- WordRake—This is a great tool, but I no longer use it. At $129.00 I found that SmartEdit did the same job. It will help tighten your writing.
- Hemming-way App—I use this app at the very end of my editing, just before it goes to the editor. It shows you long complicated sentences. It is a hard app to get used to, but at $9.00 it’s a steal.
Most of these are free to try. But you only have a limited trial period, so don’t try them until your manuscript is ready for editing.
YOUR FIRST DRAFT IS NOT YOUR FINAL DRAFT. Click To Tweet
I use two resources when I am editing/rewriting my manuscript. Marcy Kennedy’s Busy Writer’s Guide Series. I especially refer to Showing and Telling, (you can put her list of words to watch for in the SmartEdit app, and let it find all of them for you.) Her books are my most valuable resource.
Along with her, I can’t live without Angela Ackerman and Becca Puglisi’s book – The Emotion Thesaurus: A Writer’s Guide to Character Expression. These help me get my book from the first draft to the final draft much easier. (All of the books their website offers, Writers Helping Writers, are worth the money.)
If you choose to self-publish or submit to an agent/publisher, you need have an editor go through your manuscript. I can’t stress this enough. Most will review a portion of your writing for a small fee, and you can determine if they are a good fit for you. This is where the bulk of your money should be spent.
TRADITIONAL PUBLISHING—QUERY LETTERS AND SYNOPSIS
If you are going to try the traditional route you must know how to do these. Find agents who handle your genre, and follow their submission guidelines. Each agent will have a different submission process. Some will want a synopsis, some won’t. Some want a CV (a resume for writers), I used Lucy V Hay’s post to figure out how to do this.
Writer’s Digest has several posts regarding searching for an agent/publisher and how to write a query letter and synopsis.
Query Shark can give you the best tips on formatting your query letter.
Jane Friedman has a lot of information on these topics as well.
This is a post all unto itself. There is so much information out there, Nothing Any Good’s Author Resources has tons of stuff on the Indie Publishing route.
You can also check out these writers and their websites.

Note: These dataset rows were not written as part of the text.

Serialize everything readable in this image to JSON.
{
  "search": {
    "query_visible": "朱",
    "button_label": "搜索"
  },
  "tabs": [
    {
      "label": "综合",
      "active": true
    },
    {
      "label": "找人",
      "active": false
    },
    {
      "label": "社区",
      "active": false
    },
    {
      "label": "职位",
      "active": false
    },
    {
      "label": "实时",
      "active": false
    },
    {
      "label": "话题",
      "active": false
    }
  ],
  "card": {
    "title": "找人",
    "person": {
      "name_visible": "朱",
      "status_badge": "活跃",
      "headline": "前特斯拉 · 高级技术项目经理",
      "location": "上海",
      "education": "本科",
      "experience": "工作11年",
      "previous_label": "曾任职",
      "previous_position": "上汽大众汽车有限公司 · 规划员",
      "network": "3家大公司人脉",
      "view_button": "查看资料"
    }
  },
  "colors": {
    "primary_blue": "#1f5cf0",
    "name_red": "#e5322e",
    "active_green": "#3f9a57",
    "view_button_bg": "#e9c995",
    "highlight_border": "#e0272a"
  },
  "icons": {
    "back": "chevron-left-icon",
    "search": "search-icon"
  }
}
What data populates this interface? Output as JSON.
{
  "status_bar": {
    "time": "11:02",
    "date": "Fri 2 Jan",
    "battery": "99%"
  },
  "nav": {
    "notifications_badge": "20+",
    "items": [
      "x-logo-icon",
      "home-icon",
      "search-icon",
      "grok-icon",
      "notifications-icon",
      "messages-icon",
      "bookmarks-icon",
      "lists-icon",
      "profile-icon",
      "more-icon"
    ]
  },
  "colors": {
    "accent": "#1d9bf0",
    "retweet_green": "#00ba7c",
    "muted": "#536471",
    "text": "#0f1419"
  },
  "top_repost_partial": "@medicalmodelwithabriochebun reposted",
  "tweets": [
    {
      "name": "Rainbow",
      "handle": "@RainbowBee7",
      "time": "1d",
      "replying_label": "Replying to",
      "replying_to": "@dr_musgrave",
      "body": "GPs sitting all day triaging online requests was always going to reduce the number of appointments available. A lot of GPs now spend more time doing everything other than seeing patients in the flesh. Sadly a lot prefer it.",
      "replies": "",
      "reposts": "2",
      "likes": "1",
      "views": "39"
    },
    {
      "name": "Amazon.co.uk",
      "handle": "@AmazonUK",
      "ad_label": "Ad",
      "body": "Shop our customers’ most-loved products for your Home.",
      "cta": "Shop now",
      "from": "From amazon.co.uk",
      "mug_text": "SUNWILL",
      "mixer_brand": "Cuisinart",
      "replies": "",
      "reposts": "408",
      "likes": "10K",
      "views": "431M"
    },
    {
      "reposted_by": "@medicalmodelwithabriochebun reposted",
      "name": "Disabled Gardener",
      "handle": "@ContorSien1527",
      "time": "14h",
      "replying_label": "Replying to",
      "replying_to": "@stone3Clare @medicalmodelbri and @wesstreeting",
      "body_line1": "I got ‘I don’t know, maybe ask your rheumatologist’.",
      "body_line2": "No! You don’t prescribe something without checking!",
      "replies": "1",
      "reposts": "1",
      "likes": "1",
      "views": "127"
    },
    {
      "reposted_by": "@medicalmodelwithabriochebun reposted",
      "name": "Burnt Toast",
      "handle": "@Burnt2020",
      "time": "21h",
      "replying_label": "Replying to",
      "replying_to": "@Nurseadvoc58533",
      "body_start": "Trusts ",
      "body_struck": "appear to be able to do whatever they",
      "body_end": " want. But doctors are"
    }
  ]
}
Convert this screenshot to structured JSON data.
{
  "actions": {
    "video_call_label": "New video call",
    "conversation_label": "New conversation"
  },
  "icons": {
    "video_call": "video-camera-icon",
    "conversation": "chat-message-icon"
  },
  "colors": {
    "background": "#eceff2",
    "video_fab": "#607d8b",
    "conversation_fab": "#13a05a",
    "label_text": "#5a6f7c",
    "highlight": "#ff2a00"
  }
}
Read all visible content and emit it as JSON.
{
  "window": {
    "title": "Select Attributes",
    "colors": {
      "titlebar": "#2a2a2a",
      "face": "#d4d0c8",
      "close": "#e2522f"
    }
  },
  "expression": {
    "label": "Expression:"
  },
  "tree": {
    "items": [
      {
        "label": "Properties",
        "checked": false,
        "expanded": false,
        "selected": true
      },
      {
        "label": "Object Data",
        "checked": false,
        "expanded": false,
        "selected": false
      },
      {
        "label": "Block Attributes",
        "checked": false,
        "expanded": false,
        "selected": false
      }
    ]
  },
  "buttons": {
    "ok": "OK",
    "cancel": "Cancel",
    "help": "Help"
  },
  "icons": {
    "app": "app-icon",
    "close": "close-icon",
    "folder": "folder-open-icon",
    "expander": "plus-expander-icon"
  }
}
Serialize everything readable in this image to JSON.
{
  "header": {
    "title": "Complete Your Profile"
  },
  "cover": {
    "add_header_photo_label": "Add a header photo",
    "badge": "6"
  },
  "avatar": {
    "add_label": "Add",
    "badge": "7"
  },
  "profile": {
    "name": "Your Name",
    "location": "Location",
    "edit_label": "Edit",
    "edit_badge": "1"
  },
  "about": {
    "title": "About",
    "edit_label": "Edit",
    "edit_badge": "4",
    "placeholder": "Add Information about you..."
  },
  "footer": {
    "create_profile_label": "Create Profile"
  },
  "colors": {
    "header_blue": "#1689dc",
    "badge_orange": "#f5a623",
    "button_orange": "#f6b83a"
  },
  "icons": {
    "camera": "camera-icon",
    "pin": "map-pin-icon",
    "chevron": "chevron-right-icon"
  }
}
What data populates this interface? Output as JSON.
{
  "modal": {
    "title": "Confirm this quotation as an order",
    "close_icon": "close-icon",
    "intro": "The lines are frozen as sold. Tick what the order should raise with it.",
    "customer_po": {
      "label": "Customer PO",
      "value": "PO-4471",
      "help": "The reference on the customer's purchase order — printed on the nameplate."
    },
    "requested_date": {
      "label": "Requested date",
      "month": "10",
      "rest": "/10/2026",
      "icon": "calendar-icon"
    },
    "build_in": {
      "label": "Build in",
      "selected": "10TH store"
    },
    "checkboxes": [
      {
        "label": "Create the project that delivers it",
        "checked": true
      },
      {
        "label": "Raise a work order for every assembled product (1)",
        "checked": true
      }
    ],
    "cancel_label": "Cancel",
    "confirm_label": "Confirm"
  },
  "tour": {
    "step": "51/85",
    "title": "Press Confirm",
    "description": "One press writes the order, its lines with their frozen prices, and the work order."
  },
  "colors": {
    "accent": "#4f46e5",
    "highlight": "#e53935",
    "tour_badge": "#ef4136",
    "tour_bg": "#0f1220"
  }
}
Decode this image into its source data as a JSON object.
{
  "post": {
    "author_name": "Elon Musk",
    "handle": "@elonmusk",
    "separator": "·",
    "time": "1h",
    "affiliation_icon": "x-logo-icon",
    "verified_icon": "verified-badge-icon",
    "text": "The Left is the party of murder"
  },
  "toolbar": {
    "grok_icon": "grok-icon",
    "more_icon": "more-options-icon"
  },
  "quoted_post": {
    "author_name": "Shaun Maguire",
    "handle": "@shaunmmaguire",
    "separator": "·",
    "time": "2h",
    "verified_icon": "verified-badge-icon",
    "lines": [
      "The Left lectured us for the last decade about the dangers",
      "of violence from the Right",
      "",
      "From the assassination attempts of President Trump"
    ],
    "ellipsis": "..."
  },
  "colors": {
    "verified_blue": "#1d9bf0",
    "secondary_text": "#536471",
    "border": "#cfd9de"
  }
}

Frances Caballo, Joanna Penn, Derek Murphy, Joel Friedlander and yes, Jane Friedman.
The information out there on how to self-publish is prolific. I list the websites above because they are trustworthy and the information you get from them will help guide your ultimate decision as to what you want to do in regards to publishing your writing. They will cover all things from where to place your book for sale and how to format your book, how to make your book cover, as well as how to market and sell your book.
Don’t be overwhelmed. This is a process. But it all starts in one place. WRITING THE BOOK.
NOW, JUST GO WRITE.
Find more writing and publishing tips at Nothing Any Good.
About the Author: Victoria M. Patton lives with her husband of twenty years and her two teenagers, as well as three dogs and a cat. Her years in the Coast Guard doing Search and Rescue/Law Enforcement and her BS in Forensic Chemistry have led her to write Crime Fiction. She gears her blog Whiskey and Writing towards helping new authors in their endeavor to write their first book. Check out her author website at www.victoriampatton.com. Email her at email@example.com. She would love to hear from you.
Very good AND informative. Thanks, Victoria M. Patton.